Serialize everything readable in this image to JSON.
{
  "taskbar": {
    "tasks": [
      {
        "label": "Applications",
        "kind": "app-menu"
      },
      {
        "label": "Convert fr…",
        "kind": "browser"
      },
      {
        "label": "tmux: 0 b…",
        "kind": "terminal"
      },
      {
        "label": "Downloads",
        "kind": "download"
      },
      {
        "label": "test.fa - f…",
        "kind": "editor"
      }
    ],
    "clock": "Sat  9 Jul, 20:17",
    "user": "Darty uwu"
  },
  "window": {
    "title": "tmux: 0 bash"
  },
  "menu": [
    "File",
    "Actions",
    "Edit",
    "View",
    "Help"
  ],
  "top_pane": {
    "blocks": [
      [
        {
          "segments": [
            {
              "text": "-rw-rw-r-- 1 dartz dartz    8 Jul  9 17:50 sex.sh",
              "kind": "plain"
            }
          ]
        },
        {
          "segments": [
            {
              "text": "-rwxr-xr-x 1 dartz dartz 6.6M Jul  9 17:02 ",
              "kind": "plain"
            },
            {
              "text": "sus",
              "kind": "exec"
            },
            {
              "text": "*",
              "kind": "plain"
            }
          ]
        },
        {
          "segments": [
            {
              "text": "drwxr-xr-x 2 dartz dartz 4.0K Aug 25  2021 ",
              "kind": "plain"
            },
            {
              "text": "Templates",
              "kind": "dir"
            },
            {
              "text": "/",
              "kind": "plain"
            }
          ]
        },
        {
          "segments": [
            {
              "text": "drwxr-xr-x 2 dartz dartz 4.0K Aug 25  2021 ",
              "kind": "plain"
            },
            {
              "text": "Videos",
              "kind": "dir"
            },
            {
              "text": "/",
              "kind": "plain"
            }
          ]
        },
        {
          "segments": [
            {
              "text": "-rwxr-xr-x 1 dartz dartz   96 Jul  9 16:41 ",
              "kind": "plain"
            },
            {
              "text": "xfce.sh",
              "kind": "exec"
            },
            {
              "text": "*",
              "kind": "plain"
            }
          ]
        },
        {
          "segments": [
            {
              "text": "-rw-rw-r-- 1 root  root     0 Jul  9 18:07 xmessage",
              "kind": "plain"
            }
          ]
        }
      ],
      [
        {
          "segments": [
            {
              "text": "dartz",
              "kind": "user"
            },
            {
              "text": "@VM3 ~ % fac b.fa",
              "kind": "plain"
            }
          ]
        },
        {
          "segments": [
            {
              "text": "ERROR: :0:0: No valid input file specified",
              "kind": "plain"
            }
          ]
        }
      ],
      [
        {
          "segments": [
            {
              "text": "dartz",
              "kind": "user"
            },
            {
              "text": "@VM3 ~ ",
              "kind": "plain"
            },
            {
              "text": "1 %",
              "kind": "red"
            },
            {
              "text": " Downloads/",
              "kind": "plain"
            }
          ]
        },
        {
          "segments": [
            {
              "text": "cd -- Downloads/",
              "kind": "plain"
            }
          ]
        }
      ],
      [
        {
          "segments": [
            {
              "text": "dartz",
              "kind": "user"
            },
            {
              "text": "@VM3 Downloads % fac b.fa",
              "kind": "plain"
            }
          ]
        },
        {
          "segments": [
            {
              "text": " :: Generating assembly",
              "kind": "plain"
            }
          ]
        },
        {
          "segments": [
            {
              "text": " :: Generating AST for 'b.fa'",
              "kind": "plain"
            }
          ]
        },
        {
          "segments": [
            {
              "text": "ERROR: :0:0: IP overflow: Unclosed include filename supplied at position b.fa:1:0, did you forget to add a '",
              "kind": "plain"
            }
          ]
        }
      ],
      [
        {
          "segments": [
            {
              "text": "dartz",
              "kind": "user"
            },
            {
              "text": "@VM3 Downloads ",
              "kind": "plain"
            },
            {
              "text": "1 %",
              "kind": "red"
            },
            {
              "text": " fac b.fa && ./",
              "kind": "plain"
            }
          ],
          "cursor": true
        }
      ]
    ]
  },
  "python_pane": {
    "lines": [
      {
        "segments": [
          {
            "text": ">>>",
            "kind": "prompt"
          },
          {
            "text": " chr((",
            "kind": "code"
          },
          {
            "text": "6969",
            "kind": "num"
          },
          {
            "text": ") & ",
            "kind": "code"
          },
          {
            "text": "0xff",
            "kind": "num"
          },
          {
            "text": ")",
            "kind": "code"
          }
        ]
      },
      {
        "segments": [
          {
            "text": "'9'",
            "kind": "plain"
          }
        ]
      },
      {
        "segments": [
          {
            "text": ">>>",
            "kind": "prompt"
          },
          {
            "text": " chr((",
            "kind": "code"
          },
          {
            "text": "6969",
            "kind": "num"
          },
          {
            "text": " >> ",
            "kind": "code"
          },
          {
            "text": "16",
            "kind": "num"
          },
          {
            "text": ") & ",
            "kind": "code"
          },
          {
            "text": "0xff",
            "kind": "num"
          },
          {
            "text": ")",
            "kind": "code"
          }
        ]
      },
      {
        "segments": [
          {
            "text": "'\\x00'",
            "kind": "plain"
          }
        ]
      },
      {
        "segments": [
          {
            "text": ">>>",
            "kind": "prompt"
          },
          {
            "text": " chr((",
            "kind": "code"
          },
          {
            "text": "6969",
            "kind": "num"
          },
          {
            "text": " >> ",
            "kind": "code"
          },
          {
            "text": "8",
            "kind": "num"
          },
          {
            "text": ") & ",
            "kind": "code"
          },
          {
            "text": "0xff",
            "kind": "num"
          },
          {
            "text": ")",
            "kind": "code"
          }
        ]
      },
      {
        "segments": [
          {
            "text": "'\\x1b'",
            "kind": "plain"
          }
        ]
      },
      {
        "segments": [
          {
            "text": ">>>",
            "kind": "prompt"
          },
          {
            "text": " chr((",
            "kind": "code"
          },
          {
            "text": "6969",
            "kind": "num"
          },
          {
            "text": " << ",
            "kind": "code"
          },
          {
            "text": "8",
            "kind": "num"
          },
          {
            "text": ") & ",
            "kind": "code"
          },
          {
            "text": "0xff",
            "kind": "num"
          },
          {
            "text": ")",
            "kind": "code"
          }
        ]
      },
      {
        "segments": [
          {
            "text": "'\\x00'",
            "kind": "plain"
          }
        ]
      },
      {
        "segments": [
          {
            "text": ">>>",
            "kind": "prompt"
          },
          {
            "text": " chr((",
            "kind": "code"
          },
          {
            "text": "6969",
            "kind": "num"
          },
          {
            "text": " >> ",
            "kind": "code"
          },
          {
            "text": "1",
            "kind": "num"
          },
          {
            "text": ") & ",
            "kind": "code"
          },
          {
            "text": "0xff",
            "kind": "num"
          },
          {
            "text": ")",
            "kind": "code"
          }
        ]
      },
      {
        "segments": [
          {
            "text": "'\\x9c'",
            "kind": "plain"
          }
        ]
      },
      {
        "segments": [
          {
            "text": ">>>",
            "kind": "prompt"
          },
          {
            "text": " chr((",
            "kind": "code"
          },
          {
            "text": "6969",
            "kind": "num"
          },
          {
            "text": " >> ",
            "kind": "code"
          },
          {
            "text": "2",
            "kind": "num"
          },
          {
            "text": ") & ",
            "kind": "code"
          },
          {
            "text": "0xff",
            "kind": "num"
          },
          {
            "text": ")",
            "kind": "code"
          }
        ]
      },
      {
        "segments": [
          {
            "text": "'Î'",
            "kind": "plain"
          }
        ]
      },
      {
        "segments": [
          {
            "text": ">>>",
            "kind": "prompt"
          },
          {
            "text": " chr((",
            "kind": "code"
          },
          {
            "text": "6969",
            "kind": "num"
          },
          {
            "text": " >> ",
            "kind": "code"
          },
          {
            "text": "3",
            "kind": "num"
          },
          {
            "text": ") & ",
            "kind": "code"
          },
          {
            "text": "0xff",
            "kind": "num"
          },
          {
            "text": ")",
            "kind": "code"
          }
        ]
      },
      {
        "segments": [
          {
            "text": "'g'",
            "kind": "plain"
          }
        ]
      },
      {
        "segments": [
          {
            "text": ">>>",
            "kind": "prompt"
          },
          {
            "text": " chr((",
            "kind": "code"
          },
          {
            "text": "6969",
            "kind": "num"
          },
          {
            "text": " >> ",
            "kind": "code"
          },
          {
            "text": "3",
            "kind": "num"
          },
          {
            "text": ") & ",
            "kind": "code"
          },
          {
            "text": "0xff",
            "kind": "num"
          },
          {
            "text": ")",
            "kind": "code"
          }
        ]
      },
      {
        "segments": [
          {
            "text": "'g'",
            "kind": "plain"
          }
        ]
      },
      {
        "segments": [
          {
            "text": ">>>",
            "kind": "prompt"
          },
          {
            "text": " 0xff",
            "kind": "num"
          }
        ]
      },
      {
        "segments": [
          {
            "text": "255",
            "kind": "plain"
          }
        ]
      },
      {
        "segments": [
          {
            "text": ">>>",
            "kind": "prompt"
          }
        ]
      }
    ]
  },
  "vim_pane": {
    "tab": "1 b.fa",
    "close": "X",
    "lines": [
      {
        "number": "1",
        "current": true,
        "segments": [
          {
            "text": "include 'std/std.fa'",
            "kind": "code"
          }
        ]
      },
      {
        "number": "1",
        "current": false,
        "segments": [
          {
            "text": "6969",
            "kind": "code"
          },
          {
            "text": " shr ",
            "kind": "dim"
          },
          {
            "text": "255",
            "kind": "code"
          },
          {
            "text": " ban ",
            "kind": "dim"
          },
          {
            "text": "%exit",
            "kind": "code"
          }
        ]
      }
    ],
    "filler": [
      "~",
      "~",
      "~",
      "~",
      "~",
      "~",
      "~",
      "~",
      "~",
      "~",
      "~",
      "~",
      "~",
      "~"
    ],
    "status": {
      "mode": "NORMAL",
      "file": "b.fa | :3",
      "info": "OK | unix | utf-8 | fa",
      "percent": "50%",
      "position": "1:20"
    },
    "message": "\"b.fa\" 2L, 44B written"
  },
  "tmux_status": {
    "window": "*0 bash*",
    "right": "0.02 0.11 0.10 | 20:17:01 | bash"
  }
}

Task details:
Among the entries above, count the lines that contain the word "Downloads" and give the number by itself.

Finished task:
5